So, we pray: Lord God Almighty—Father, Son, and Spirit—You know our needs, our fears, and the reasons for joy, too! Hear the prayers we say and the prayers in our hearts, and answer them according to Your will. In Jesus’ name. Amen.

"When Push Comes to Shove"—James 3:13–4:10

“When push comes to shove…” “When all else fails…” “When in doubt…”

Our culture and speech are full of sayings like these; but I suspect that you get the idea; life is full of uncertainties. The truth is that we do not know how long we’ll live, how well we will live, with whom and how happily we will live. Between that first slap on the bottom of a baby to his or her final breath, nothing much is guaranteed. So, what is guaranteed? Death and life are guaranteed: death as a result of sin, and life because of Jesus.

In our reading for this week, St. James makes this abundantly clear. He asked, “Who is wise and understanding among you?” (James 3:13) He then goes on to answer: “But if you have bitter jealousy and selfish ambition in your hearts, do not boast and be false to the truth.” (James 3:14) That is what sin generates in human kind.

James said it very well: " ‘He (God) yearns jealously over the spirit that he has made to dwell in us?’ " But he gives more grace. Therefore it says, "God opposes the proud, but gives grace to the humble." (James 4: 5,6)

When push came to shove, God in His undeserved grace for the humble gave Jesus Christ, His only begotten Son. In His mercy, our God sent His Son to the cross to suffer and die and rise again to save the lost. This is us—you and me! When all else failed, Jesus accomplished what God wanted done by rising from the dead on the third day and ascending back into heaven, where He even now is preparing heavenly homes for all who love and trust in Him! So, when you are in doubt, uncertain about what is happening, how you will deal with life’s challenges, hurting, look to Jesus!
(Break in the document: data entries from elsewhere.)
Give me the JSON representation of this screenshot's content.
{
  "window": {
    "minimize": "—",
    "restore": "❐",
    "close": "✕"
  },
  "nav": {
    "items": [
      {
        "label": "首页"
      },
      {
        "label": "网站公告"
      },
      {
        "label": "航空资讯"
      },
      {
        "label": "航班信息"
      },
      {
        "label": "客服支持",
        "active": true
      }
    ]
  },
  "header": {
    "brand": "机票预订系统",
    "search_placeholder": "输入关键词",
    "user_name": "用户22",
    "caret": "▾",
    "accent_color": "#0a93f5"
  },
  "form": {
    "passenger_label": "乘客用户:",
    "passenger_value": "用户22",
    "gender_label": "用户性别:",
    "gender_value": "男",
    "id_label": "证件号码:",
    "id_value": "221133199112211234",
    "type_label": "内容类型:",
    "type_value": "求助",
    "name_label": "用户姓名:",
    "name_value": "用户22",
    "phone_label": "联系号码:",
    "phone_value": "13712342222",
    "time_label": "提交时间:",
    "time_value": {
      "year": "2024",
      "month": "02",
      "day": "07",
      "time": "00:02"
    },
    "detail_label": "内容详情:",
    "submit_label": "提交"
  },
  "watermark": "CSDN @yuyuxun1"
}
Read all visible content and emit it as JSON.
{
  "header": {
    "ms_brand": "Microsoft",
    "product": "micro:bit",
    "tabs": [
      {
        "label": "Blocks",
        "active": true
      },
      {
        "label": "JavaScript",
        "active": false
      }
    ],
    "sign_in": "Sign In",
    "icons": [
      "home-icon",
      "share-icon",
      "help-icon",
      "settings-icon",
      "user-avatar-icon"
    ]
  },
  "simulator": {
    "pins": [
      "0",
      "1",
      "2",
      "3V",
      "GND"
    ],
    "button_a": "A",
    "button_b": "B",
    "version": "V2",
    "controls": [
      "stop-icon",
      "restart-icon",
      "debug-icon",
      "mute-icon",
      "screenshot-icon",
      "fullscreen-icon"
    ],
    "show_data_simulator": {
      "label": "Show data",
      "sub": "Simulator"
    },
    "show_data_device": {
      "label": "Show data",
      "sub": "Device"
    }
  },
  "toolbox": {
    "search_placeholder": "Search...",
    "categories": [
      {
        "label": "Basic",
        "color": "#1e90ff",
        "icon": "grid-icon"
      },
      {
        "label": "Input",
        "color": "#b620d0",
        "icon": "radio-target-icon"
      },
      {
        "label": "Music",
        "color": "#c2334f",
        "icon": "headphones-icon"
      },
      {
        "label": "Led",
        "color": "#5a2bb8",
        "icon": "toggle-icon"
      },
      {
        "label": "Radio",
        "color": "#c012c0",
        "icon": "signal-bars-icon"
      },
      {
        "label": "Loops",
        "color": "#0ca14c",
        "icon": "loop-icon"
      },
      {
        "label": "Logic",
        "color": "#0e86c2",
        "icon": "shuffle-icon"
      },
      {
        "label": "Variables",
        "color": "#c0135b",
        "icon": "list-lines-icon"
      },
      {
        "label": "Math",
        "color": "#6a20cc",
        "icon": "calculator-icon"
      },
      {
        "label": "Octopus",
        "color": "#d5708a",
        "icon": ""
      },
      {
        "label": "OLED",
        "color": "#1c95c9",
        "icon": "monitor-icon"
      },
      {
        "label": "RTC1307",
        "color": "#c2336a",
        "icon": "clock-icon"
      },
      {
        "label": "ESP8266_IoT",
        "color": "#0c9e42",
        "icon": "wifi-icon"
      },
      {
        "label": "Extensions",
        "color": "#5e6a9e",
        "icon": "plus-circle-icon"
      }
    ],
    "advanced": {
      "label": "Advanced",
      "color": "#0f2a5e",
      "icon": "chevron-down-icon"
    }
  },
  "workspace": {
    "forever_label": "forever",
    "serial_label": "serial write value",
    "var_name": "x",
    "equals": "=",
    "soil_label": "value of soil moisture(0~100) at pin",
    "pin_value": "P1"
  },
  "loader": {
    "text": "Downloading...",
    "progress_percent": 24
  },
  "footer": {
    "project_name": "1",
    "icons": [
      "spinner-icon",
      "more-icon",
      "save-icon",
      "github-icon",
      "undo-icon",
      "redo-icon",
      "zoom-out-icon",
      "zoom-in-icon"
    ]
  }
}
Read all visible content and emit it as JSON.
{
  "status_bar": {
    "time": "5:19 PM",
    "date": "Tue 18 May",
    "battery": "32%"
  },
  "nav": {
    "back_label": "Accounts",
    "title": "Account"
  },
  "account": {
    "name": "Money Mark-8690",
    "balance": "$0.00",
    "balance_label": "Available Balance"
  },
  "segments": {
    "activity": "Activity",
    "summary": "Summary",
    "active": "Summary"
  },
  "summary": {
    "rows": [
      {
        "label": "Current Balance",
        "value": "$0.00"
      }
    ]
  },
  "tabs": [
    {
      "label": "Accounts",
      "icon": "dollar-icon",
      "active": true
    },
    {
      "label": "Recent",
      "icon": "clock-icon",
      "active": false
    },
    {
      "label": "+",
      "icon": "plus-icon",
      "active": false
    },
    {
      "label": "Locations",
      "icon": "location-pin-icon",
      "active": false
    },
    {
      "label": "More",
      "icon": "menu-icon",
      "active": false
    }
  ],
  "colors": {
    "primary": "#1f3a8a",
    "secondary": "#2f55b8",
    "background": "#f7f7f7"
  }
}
We pray: Almighty God, we are limited in our knowledge and understanding, but You know all things. Send us Your Holy Spirit so that we can look to Jesus in the face of our sins. In His name we pray. Amen.